see that any real number over β is zero. And so thatβs the value of our
initial limit, the limit of π₯ squared over π to the π₯ as π₯ approaches β
as well.

If youβre worried about saying that
two divided by β is zero, then thereβs another way of saying this. Instead of finding a quotient of
limits, we can think of the function two over π to the π₯ or two π to the negative
π₯. You might recognize this as an
exponential decay, π to the negative π₯. And hence, two times π to the
negative π₯ approaches zero as π₯ approaches β. Either way, the answer is zero.

One way of interpreting the fact
that the limit of π₯ squared over π to the π₯ as π₯ approaches β is zero is
to say that the function π₯ squared grows more slowly than π to the π₯ as π₯
approaches β. Or in other words, the function π
to the π₯ dominates the function π₯ squared. In fact by applying LβHΓ΄pitalβs
rule repeatedly, we can show that the exponential function π to the π₯ dominates
any polynomial function.

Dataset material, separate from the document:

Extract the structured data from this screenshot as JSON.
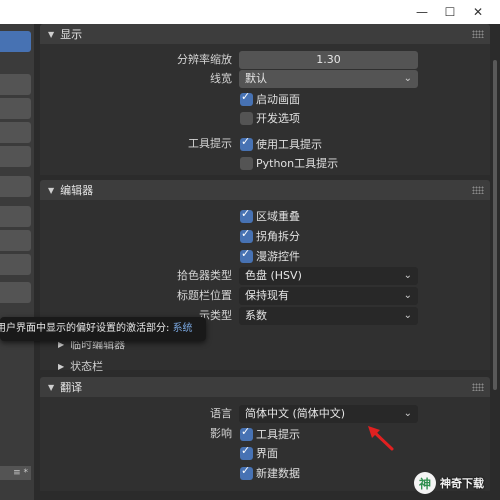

With a polynomial of degree π in
the numerator, applying LβHΓ΄pitalβs rule once, we differentiate this numerator and
get a polynomial of degree π minus one. By repeatedly applying LβHΓ΄pitalβs
rule, we can reduce the degree of the polynomial in the numerator until itβs just a
constant, a polynomial of degree zero. And we know that the limit of a
constant over π to the π₯ or, equivalently, a constant times π to the negative π₯
as π₯ approaches β is zero. π to the π₯, therefore, dominates
all polynomials.

This fact is one of the
cornerstones of computational complexity in computer science. If the time it takes an algorithm
to run is a polynomial function of the length of its input, then that algorithm is
considered to be quite fast. If, however, the time taken is an
exponential function of the length of the inputs to the algorithm, then that
algorithm is considered to be slow. The concept of computational
complexity is beyond the scope of this video, but Iβd recommend that you look into
it yourself, as it is a highly important concept and is directly related to the
topic of comparing the growth of functions.

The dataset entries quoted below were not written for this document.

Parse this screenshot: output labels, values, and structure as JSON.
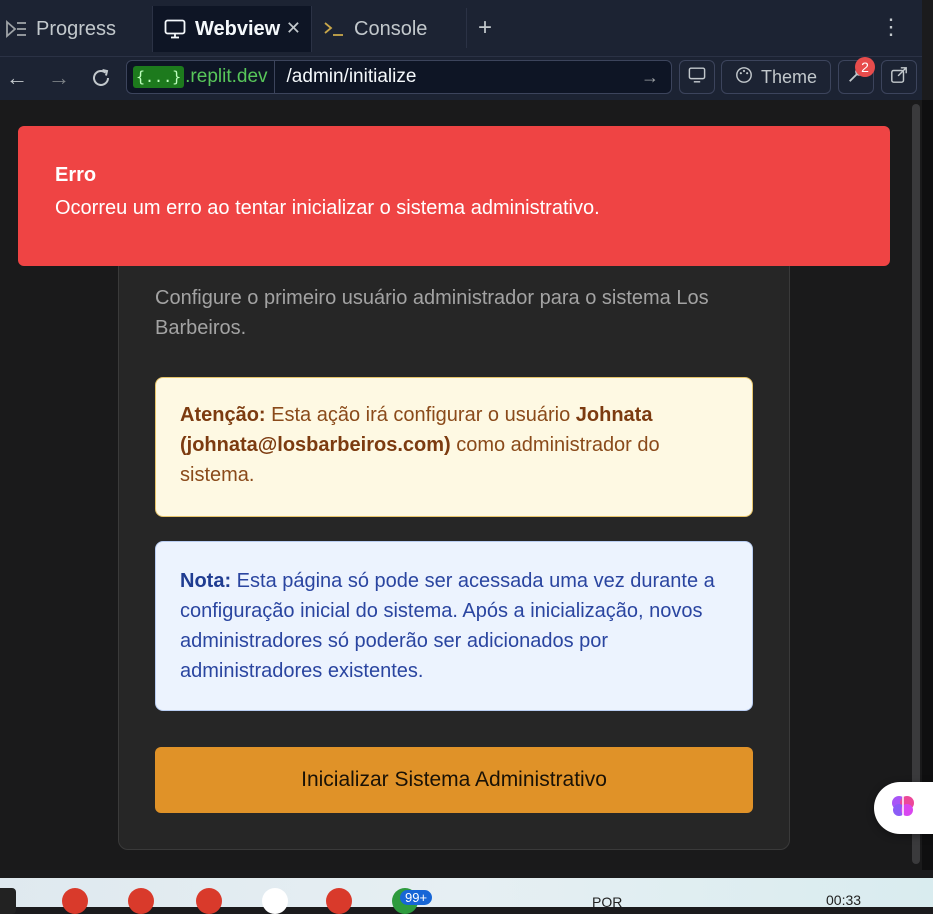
{
  "tabs": {
    "progress": "Progress",
    "webview": "Webview",
    "console": "Console"
  },
  "address": {
    "badge": "{...}",
    "host": ".replit.dev",
    "path": "/admin/initialize"
  },
  "toolbar": {
    "theme_label": "Theme",
    "devtools_badge": "2"
  },
  "toast": {
    "title": "Erro",
    "message": "Ocorreu um erro ao tentar inicializar o sistema administrativo."
  },
  "card": {
    "subtitle": "Configure o primeiro usuário administrador para o sistema Los Barbeiros.",
    "warning": {
      "label": "Atenção:",
      "text_before": "Esta ação irá configurar o usuário",
      "user": "Johnata (johnata@losbarbeiros.com)",
      "text_after": "como administrador do sistema."
    },
    "note": {
      "label": "Nota:",
      "text": "Esta página só pode ser acessada uma vez durante a configuração inicial do sistema. Após a inicialização, novos administradores só poderão ser adicionados por administradores existentes."
    },
    "button_label": "Inicializar Sistema Administrativo"
  },
  "taskbar": {
    "notification_count": "99+",
    "language": "POR",
    "time": "00:33"
  },
  "colors": {
    "toast_bg": "#ef4444",
    "primary_button": "#e09228",
    "warning_bg": "#fef9e3",
    "note_bg": "#ecf3fe"
  }
}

Letβs now finish by summarizing
what weβve learned. We say that the function π of π₯
dominates the function π of π₯. If the limit of π of π₯ over π of
π₯ as π₯ approaches β is β. In this case, we may also say that
the growth rate of π of π₯ is greater than that of π of π₯ as π₯ approaches
β. If the limit of π of π₯ over π of
π₯ as π₯ approaches β is zero, then it is π of π₯, which dominates π of
π₯. In the remaining possibility where
the limit of π of π₯ over π of π₯ is some nonzero real number π, then neither
function dominates the other. The exponential function π to the
π₯ dominates all polynomial functions. This fact and the concepts of
comparing the growth of functions more generally, formally cornerstone of
computational complexity, are very important topic in computer science.